* Work instructions *
Say how many lines of the entries below include "Your", giving nothing but that number.

*** Opening Data shown ***

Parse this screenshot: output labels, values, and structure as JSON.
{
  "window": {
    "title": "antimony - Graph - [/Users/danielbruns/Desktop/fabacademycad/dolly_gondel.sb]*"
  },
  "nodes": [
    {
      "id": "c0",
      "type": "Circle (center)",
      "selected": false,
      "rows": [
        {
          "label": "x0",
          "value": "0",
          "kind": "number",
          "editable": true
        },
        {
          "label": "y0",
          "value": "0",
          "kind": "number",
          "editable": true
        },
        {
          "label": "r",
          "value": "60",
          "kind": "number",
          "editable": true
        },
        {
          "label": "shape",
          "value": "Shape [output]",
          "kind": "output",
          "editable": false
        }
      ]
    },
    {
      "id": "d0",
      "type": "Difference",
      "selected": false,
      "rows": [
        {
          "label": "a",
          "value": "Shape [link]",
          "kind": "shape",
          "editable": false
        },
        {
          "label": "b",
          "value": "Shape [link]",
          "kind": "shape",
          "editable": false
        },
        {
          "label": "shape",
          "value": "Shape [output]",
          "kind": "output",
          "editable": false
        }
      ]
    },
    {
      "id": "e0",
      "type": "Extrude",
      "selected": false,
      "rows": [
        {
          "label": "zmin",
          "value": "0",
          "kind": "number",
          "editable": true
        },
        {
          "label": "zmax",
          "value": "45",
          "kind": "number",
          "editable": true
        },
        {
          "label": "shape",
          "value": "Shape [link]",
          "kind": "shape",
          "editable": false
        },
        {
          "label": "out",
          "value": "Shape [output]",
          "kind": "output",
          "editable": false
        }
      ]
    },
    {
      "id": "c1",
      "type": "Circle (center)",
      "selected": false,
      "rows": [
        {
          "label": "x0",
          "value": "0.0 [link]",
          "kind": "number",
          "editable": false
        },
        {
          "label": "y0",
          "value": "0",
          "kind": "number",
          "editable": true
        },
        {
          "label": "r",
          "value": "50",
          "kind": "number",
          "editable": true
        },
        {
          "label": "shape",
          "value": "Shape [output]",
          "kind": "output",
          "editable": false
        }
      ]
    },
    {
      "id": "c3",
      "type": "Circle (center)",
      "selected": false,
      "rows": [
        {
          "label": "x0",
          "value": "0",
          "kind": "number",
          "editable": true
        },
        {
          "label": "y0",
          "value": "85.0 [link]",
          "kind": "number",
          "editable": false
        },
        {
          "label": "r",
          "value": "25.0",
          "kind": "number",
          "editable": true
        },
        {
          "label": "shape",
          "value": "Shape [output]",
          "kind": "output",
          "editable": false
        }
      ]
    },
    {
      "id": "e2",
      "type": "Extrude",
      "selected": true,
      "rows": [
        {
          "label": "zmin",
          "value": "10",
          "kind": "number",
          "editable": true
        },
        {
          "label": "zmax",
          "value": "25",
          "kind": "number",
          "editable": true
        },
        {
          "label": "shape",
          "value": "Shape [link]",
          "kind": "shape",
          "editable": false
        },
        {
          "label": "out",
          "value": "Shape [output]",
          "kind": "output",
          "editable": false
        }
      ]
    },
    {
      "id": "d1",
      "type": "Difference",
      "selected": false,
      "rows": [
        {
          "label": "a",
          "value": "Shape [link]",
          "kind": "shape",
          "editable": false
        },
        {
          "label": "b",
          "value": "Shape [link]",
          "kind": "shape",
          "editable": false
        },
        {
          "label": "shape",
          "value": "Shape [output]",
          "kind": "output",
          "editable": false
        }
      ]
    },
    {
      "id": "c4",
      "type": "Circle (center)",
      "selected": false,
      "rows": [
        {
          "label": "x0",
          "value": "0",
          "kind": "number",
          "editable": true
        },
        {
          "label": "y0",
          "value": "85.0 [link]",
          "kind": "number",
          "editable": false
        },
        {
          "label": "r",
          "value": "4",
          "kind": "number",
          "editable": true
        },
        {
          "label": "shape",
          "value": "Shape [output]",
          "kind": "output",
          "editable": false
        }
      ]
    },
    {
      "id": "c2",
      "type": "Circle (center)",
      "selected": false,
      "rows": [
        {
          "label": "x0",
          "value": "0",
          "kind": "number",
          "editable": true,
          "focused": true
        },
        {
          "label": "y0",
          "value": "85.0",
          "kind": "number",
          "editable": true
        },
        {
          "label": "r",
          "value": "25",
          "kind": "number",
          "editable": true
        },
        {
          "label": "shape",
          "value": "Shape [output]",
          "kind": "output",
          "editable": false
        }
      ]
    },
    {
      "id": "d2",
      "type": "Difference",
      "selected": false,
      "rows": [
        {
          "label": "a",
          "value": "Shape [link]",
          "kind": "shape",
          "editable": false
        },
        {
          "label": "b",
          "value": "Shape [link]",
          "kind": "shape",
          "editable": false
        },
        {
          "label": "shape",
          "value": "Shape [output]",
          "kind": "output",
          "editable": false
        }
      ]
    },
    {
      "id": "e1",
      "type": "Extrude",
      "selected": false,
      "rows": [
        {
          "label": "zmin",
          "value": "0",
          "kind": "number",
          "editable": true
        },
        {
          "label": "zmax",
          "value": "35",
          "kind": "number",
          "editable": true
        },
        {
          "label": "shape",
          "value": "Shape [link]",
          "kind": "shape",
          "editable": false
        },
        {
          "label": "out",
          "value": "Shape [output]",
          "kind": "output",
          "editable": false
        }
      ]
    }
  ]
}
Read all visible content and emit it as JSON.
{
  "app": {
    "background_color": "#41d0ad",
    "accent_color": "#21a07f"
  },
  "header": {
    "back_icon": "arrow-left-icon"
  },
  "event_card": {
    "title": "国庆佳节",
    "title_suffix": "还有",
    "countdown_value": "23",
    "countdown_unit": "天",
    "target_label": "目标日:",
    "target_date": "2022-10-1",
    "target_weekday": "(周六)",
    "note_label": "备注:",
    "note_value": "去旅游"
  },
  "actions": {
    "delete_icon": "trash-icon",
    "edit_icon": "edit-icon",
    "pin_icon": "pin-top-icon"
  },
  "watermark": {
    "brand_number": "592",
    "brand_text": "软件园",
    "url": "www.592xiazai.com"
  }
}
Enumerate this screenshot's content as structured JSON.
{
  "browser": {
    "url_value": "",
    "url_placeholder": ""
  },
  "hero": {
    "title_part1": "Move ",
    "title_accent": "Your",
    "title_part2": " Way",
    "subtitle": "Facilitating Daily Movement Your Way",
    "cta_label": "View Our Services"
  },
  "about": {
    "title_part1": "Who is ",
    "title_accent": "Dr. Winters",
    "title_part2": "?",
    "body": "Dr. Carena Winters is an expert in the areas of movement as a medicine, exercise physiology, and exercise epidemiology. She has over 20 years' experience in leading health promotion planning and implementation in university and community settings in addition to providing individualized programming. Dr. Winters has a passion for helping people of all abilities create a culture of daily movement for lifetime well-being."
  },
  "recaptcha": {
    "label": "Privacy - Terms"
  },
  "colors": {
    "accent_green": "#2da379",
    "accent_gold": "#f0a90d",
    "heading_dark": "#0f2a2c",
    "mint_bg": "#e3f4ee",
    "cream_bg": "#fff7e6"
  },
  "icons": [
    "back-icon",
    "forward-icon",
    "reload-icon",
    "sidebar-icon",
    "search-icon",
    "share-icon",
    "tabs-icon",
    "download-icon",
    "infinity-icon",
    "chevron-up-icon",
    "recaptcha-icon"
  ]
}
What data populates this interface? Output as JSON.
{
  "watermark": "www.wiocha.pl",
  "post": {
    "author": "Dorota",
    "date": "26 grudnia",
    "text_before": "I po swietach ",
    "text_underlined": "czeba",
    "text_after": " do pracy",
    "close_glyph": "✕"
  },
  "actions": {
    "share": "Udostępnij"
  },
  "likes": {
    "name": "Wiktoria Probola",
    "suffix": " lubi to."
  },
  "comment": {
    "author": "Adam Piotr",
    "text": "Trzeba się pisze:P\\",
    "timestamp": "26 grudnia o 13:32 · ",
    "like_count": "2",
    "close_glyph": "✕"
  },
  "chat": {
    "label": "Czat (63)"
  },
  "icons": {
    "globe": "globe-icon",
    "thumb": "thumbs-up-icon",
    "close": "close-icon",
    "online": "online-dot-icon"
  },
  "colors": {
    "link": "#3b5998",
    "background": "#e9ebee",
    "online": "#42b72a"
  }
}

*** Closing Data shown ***

* Result below *
2